“While the gap between production and consumption has declined since 2011/12, production is projected to exceed consumption by 2.1 million tons in 2014/15 with most of the excess being held by producing countries with exportable surpluses,” according to the ICAC.
China’s production is projected to dip 7 percent to 6.4 million tons.
“While production has also fallen, the volume has been sufficient to meet 80 to 90 percent of demand, particularly as China’s consumption has declined the last four seasons,” ICAC noted. “However, much of the domestic production was absorbed by China’s national reserve, and spinners relied heavily on imports from other producing countries, allowing international cotton prices to remain elevated.”
China ended its reserve policy during this crop season and announced that it would limit imports to the volume outlined under its World Trade Organization (WTO) obligations.
In Turkey, currently the world’s third largest importer of the commodity, consumption is expected to decline 4 percent to 1.3 million tons as mills outfitted with outdated machinery have been shuttered and cotton’s market share has dipped further owed to the present price attractiveness of synthetic fibers.
Though its acreage is down 4 percent and flooding caused losses, Pakistan’s cotton production is expected to increase 11 percent at 2.3 million tons. Its imports, however, should fall roughly 9 percent to 367,000 tons as the current crop should meet domestic demand.
Declines in imports from China and Turkey will affect the U.S. as the world’s largest exporter, but the ICAC said demand for high-quality machine-picked cotton will help curb export losses.
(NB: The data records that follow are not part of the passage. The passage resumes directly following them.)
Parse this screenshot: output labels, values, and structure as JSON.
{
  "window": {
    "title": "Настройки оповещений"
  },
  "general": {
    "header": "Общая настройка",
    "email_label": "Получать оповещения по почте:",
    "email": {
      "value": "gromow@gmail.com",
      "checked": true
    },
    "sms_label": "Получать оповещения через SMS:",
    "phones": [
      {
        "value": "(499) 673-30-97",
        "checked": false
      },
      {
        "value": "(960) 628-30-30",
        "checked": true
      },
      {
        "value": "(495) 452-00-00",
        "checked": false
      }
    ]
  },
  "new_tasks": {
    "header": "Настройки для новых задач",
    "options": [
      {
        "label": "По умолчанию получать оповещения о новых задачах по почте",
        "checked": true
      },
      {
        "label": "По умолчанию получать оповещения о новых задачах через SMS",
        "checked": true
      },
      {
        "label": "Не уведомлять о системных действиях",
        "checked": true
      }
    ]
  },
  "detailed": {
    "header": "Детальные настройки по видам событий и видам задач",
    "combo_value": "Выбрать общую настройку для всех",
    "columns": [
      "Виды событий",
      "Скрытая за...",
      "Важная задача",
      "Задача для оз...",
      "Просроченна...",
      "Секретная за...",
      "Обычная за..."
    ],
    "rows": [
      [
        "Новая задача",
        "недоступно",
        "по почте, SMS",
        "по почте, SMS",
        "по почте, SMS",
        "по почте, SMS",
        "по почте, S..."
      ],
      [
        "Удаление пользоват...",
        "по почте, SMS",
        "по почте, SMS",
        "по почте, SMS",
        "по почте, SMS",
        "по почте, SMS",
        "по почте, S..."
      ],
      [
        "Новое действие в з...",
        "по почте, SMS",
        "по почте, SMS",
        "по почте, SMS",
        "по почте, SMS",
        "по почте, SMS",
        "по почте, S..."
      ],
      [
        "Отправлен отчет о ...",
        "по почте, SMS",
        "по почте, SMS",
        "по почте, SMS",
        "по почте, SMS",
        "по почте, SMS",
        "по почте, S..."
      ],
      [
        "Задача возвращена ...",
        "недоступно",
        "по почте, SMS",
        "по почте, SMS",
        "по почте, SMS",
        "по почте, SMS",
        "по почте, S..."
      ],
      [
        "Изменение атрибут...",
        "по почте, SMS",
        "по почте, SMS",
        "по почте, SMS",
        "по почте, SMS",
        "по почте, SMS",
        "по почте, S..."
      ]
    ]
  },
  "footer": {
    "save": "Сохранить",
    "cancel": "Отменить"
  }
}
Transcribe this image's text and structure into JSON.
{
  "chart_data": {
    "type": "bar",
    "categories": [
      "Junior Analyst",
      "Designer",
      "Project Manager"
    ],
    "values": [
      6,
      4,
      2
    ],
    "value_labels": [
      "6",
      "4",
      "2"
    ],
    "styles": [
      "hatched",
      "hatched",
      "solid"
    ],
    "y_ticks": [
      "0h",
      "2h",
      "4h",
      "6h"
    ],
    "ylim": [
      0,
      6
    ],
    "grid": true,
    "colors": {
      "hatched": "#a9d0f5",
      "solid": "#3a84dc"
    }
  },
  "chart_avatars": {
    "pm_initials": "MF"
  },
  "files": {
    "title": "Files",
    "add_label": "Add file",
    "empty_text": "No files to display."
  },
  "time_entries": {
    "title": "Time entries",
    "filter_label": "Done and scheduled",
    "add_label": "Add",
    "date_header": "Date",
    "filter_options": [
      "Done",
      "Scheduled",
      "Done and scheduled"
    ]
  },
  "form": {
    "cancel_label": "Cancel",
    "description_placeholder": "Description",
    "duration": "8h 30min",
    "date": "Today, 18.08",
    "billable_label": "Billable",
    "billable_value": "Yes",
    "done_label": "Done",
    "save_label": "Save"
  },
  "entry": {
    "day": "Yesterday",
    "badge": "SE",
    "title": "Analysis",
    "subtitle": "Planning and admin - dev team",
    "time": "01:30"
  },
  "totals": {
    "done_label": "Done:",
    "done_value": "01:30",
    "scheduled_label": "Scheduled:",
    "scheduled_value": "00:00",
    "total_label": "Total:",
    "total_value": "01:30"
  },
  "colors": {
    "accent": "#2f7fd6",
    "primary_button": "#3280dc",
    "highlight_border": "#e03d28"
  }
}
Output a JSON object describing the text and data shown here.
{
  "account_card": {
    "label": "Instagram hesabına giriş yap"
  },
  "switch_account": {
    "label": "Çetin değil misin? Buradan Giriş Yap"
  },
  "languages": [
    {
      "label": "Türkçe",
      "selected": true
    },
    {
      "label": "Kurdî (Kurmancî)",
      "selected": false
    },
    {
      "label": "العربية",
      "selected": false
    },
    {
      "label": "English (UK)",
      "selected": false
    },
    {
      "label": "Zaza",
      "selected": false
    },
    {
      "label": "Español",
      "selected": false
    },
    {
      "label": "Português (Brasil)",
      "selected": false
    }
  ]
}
For the 2014/15 season, U.S. production is estimated at 3.5 million tons, a 25 percent jump from the previous season, and exports are expected to see a modest 2 percent uptick to 2.3 million. Ending stocks in the U.S. are forecast to increase 58 percent to just over 1 million tons.
India, the world’s second largest exporter, should see a significant decrease in exports this season, according to the ICAC, despite a high projected volume of production at 6.8 million tons.
“Consumption is forecast to increase 4 percent to 5.2 million tons while production remains stable, resulting in a smaller exportable surplus. Additionally, demand from China and Pakistan, two of its three largest buyers, has fallen. Ending stocks in India are expected to increase 40 percent to 2.4 million tons in 2014/15 after two season of contraction,” according to the ICAC.